Ideological And Social Origins Of The Prison Movement
The new United States struggled to determine what to do with its penal and slavery apparatus. Many British prisons were converted to American ones and new penal codes were implemented. Some states such as Pennsylvania and New York provided for the gradual emancipation of their slaves at the same time they adopted new criminal codes providing for the use of sentences of imprisonment as a punishment for crime.
In the South, however, efforts to eradicate slavery were blocked. The Northwest Ordinance of 1787 forbade slavery and involuntary servitude in the Northwest Territory (later the states of Ohio, Indiana, Illinois, Michigan, and Wisconsin), specifying: "There shall be neither slavery nor involuntary servitude in the said territory, otherwise than in the punishment of crimes whereof the party shall have been duly convicted: provided always, that any person escaping into the same, from whom labor or service is lawfully claimed in any one of the original states. Such fugitive may be lawfully reclaimed and conveyed to the person claiming his or her labor aforesaid."

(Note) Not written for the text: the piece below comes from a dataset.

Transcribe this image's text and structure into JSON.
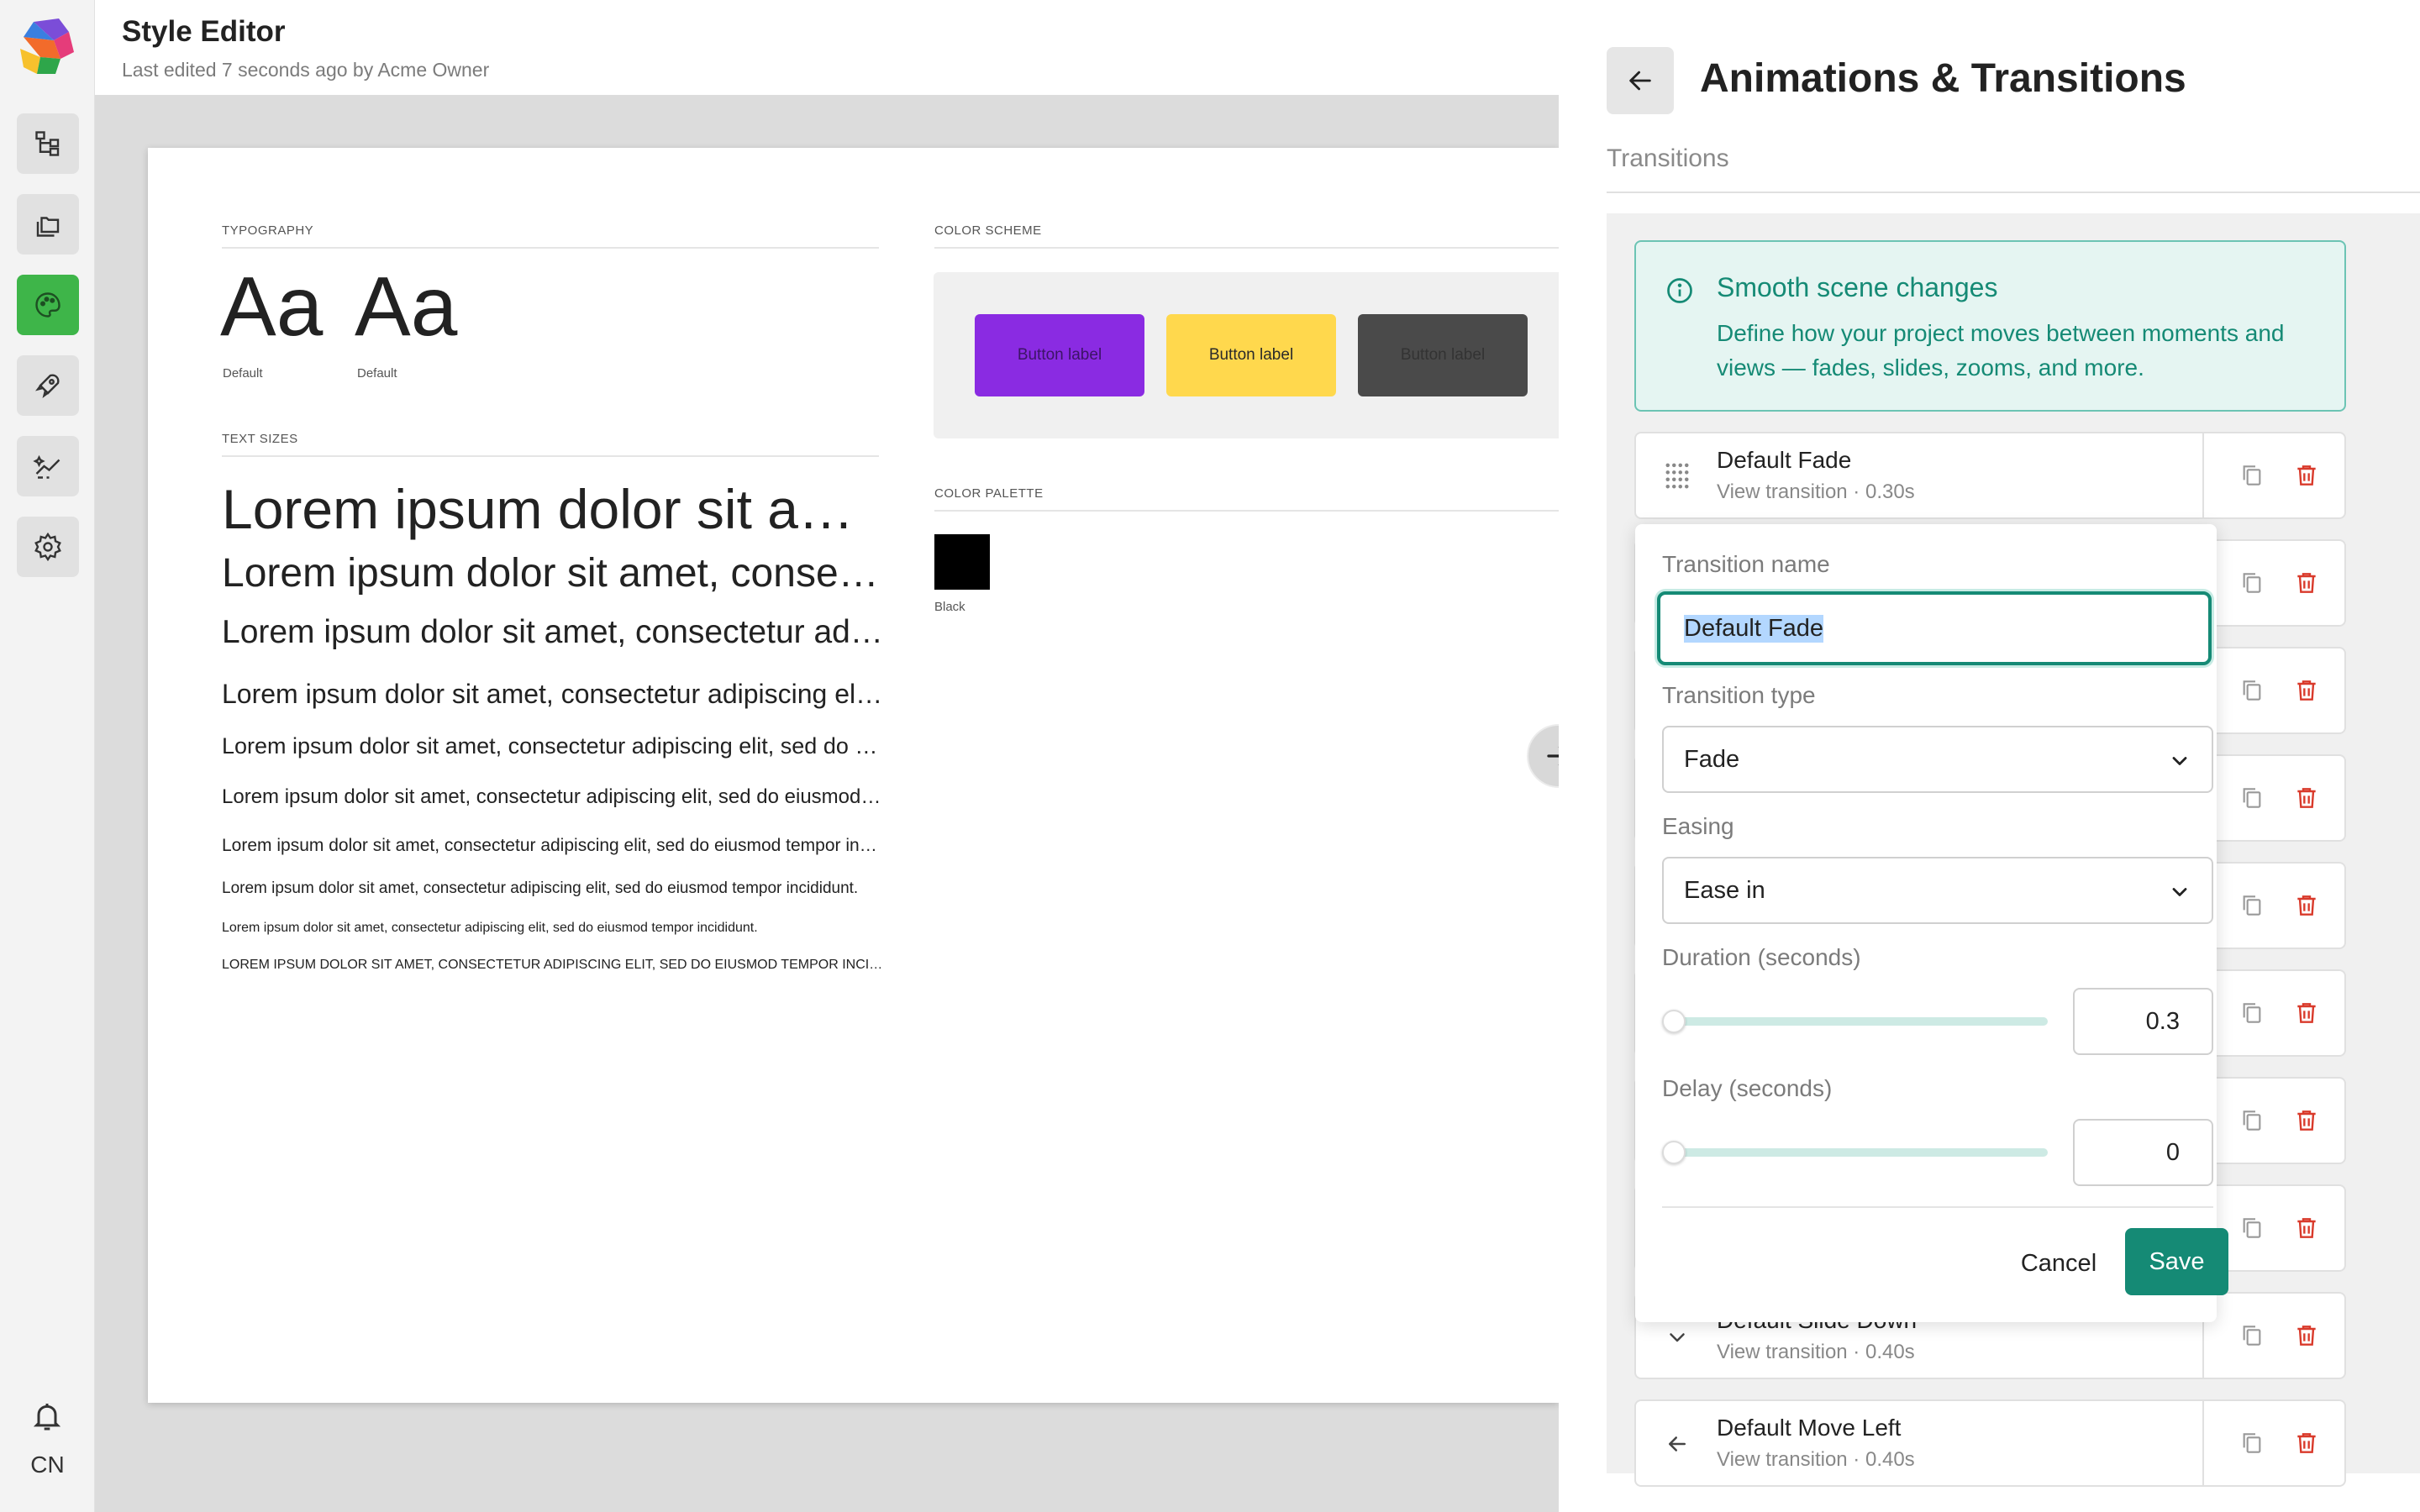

Most states also adopted determinate sentencing laws that prescribed fixed prison sentences as a punishment for violent or property felony crimes. Capital punishment was retained for the most serious offenses. Often modeled in large part on the English prison reformer John Howard's blueprint for a humane prison, the new penal institutions separated male and female inmates, included walls to prevent escapes and assaults from without, and required inmates to labor making shoes, nails, and other goods. Pennsylvania's Walnut Street added a separate cell house for felons in 1790. Many of the leading prison reformers were Quakers who recently had tasted political persecution and imprisonment under vile conditions.
By 1800 new state prisons had been built in Pennsylvania, New York, New Jersey, Massachusetts, Kentucky, Vermont, Maryland, New Hampshire, Ohio, Georgia, and Virginia.